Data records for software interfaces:
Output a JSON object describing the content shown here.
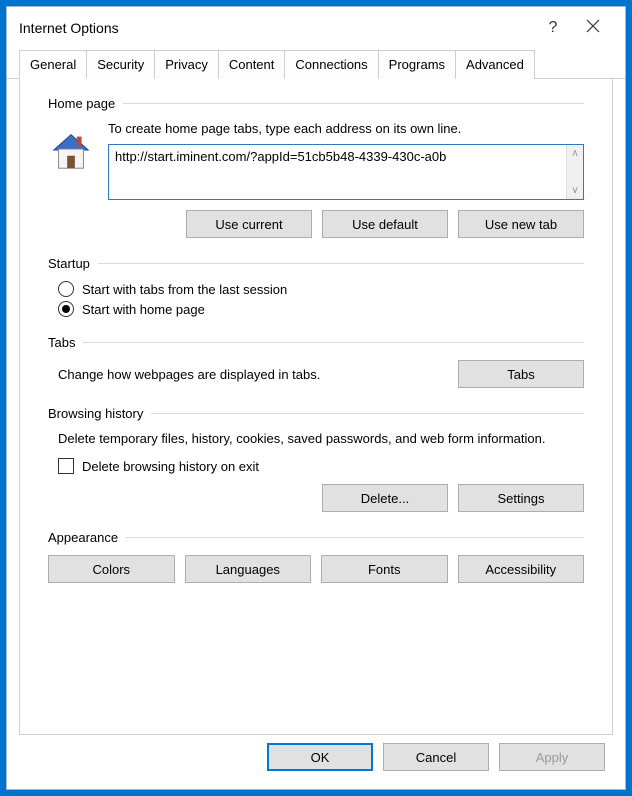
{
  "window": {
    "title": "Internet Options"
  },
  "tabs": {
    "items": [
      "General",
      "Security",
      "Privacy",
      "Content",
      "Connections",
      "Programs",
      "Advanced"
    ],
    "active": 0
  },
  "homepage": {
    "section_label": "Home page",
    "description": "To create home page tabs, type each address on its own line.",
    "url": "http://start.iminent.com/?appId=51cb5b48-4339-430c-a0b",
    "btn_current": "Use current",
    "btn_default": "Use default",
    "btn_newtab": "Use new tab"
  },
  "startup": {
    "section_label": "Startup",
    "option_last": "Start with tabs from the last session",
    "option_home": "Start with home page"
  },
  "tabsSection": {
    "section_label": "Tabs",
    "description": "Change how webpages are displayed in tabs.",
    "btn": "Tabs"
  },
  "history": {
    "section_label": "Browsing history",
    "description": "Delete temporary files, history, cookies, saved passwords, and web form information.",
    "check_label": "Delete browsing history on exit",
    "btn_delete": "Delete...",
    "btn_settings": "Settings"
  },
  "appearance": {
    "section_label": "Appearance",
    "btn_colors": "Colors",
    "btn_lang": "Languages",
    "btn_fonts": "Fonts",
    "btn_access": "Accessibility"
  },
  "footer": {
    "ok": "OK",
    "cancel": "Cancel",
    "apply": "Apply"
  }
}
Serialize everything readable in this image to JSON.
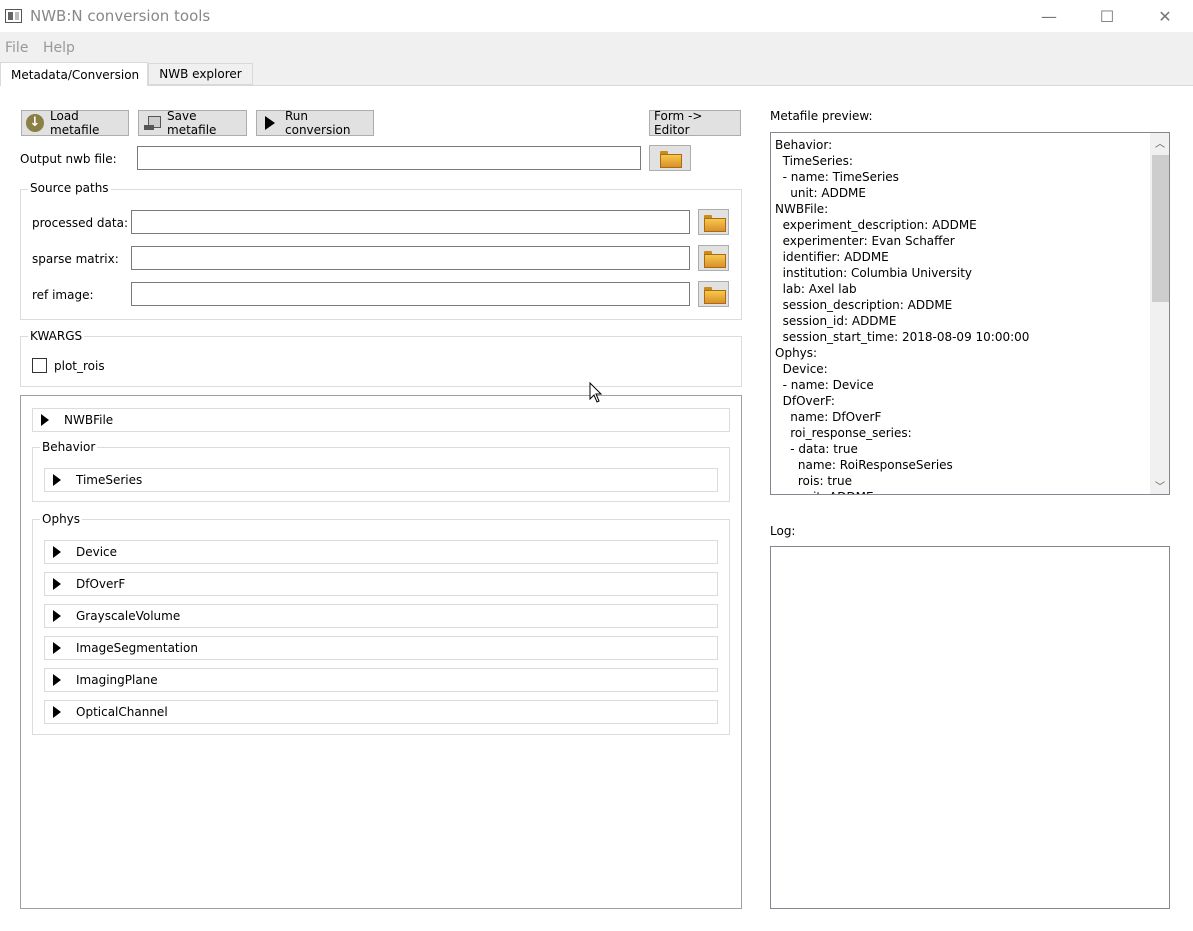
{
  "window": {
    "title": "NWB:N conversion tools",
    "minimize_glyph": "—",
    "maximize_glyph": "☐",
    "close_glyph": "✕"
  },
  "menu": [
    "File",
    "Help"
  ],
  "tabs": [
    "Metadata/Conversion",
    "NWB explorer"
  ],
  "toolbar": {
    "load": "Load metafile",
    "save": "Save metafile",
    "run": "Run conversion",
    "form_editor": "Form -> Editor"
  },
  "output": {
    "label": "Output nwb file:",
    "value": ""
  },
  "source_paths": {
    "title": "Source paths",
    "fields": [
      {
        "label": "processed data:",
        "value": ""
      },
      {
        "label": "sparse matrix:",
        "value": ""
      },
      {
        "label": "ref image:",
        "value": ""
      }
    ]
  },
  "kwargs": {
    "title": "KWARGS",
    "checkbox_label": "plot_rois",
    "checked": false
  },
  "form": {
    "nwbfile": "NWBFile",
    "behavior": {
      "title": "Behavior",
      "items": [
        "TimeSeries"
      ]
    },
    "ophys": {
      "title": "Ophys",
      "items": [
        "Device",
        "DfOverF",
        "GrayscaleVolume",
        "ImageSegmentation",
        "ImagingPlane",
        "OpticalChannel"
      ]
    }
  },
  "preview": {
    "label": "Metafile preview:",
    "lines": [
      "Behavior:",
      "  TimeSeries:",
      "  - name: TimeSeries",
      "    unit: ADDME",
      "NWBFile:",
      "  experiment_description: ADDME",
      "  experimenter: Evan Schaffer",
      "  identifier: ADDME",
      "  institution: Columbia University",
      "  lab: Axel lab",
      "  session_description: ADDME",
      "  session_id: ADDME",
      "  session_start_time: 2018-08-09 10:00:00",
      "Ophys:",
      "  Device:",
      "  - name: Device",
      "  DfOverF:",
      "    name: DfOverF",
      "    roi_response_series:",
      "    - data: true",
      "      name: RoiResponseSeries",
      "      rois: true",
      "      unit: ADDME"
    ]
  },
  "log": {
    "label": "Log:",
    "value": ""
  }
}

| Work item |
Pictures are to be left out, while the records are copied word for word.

| Written response |
Output a JSON object describing the content shown here.
{
  "window": {
    "title": "Internet Options"
  },
  "tabs": {
    "items": [
      "General",
      "Security",
      "Privacy",
      "Content",
      "Connections",
      "Programs",
      "Advanced"
    ],
    "active": 0
  },
  "homepage": {
    "section_label": "Home page",
    "description": "To create home page tabs, type each address on its own line.",
    "url": "http://start.iminent.com/?appId=51cb5b48-4339-430c-a0b",
    "btn_current": "Use current",
    "btn_default": "Use default",
    "btn_newtab": "Use new tab"
  },
  "startup": {
    "section_label": "Startup",
    "option_last": "Start with tabs from the last session",
    "option_home": "Start with home page"
  },
  "tabsSection": {
    "section_label": "Tabs",
    "description": "Change how webpages are displayed in tabs.",
    "btn": "Tabs"
  },
  "history": {
    "section_label": "Browsing history",
    "description": "Delete temporary files, history, cookies, saved passwords, and web form information.",
    "check_label": "Delete browsing history on exit",
    "btn_delete": "Delete...",
    "btn_settings": "Settings"
  },
  "appearance": {
    "section_label": "Appearance",
    "btn_colors": "Colors",
    "btn_lang": "Languages",
    "btn_fonts": "Fonts",
    "btn_access": "Accessibility"
  },
  "footer": {
    "ok": "OK",
    "cancel": "Cancel",
    "apply": "Apply"
  }
}
Serialize everything readable in this image to JSON.
{
  "window": {
    "title": "NWB:N conversion tools",
    "minimize_glyph": "—",
    "maximize_glyph": "☐",
    "close_glyph": "✕"
  },
  "menu": [
    "File",
    "Help"
  ],
  "tabs": [
    "Metadata/Conversion",
    "NWB explorer"
  ],
  "toolbar": {
    "load": "Load metafile",
    "save": "Save metafile",
    "run": "Run conversion",
    "form_editor": "Form -> Editor"
  },
  "output": {
    "label": "Output nwb file:",
    "value": ""
  },
  "source_paths": {
    "title": "Source paths",
    "fields": [
      {
        "label": "processed data:",
        "value": ""
      },
      {
        "label": "sparse matrix:",
        "value": ""
      },
      {
        "label": "ref image:",
        "value": ""
      }
    ]
  },
  "kwargs": {
    "title": "KWARGS",
    "checkbox_label": "plot_rois",
    "checked": false
  },
  "form": {
    "nwbfile": "NWBFile",
    "behavior": {
      "title": "Behavior",
      "items": [
        "TimeSeries"
      ]
    },
    "ophys": {
      "title": "Ophys",
      "items": [
        "Device",
        "DfOverF",
        "GrayscaleVolume",
        "ImageSegmentation",
        "ImagingPlane",
        "OpticalChannel"
      ]
    }
  },
  "preview": {
    "label": "Metafile preview:",
    "lines": [
      "Behavior:",
      "  TimeSeries:",
      "  - name: TimeSeries",
      "    unit: ADDME",
      "NWBFile:",
      "  experiment_description: ADDME",
      "  experimenter: Evan Schaffer",
      "  identifier: ADDME",
      "  institution: Columbia University",
      "  lab: Axel lab",
      "  session_description: ADDME",
      "  session_id: ADDME",
      "  session_start_time: 2018-08-09 10:00:00",
      "Ophys:",
      "  Device:",
      "  - name: Device",
      "  DfOverF:",
      "    name: DfOverF",
      "    roi_response_series:",
      "    - data: true",
      "      name: RoiResponseSeries",
      "      rois: true",
      "      unit: ADDME"
    ]
  },
  "log": {
    "label": "Log:",
    "value": ""
  }
}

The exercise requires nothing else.